Agnes Uhereczky: If I could ask you, Brad, to build on your experience you had before the pandemic and also in this past 11 months. What advice would you give to senior leaders who are looking for information, or maybe not sure what it is that they could do to put in place and support their employees who are struggling, or who are carers or parents, and they don't know where to start. What would be your advice?

Brad Harrington: Well, first and foremost, this is probably not news because they have been dealing with these issues coming up a year now is to continue to be flexible. Everybody is doing the best they can during this unprecedented time to sort of say how do I pay attention to my health and wellbeing to my work, to my family, and all the needs that those present. And so I think that organizations that are gonna be the most successful at navigating the next sixth month to a year are the ones that are gonna continue to be flexible and be understanding that people are very very difficult situations around their health, family, and wellbeing, and getting their work done. So, the more flexible that we can be with our people the better will be for business success as well as for employee wellbeing. So, I don't think that putting employees in a situation where they have to choose between their own health and wellbeing, or their families and what the business needs are is a good place to be. It gets much better to be understanding and say “look we are all trying to do our best, how can you do things flexibly, and at the same time continue to be a productive member of our organization. And, then secondly I would just say that I think a lot of organizations as Jennifer said are doing a lot of good things to really say how can we best support employees during this period of time and what they can do obviously differs depending on how their finances are working, or whether or not they are in a position to be able to offer people some of the services that Jennifer outlined. But the one thing that you can do and I think that this can be done very simply is to simply ask employees what is it that we can do that could be most helpful to you. And it could be in a form of a survey, but the survey can you know could be literally one or two questions that say given what we went through as you think about returning to work, and kids hopefully are going to get back to school, as you think about any health concerns you have, what would be the most helpful support we could provide for you during this period of time. That would make sure that before employers launch large and expensive initiatives that they know what they are doing targets and fit the needs of their population. So, asking what can be done and maintaining a stance of flexibility to me are the simplest ways in which organizations can really be responsible and helpful to their people.

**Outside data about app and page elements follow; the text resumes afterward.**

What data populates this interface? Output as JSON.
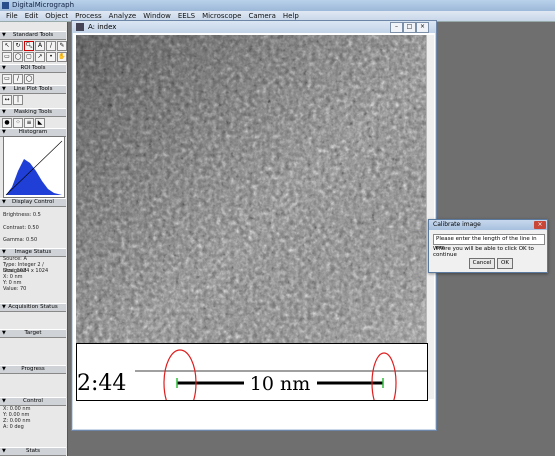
{
  "app": {
    "title": "DigitalMicrograph"
  },
  "menu": [
    "File",
    "Edit",
    "Object",
    "Process",
    "Analyze",
    "Window",
    "EELS",
    "Microscope",
    "Camera",
    "Help"
  ],
  "panel": {
    "sections": [
      "Standard Tools",
      "ROI Tools",
      "Line Plot Tools",
      "Masking Tools",
      "Histogram",
      "Display Control",
      "Image Status",
      "Acquisition Status",
      "Target",
      "Progress",
      "Control",
      "Stats"
    ],
    "display": {
      "brightness": "Brightness: 0.5",
      "contrast": "Contrast: 0.50",
      "gamma": "Gamma: 0.50"
    },
    "status": [
      "Source: A",
      "Type: Integer 2 / Unsigned",
      "Size: 1024 x 1024",
      "X: 0 nm",
      "Y: 0 nm",
      "Value: 70"
    ],
    "control": [
      "X: 0.00 nm",
      "Y: 0.00 nm",
      "Z: 0.00 nm",
      "A: 0 deg"
    ]
  },
  "image_window": {
    "title": "A: index"
  },
  "scale": {
    "left_label": "2:44",
    "bar_label": "10 nm"
  },
  "dialog": {
    "title": "Calibrate image",
    "prompt": "Please enter the length of the line in nm",
    "message": "Where you will be able to click OK to continue",
    "cancel": "Cancel",
    "ok": "OK"
  }
}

Agnes Uhereczky: Excellent points indeed. Jennifer, would you like to add something?

Jennifer Fraone: I would just say that what we have learned through this pandemic is how much the issues we review and research are very intertwined whether that be diversity and inclusion, and efforts to create inclusive work cultures, employee wellbeing, caregiving, flexibility, and remote work, etc. There are so many overlaps with these critical issues and they have all stepped to the forefronts of our minds and so we feel that our mission is to continue to help employers figure out how to create this new more benevolent workplace future and really leverage what they have learned to help them toward that effort.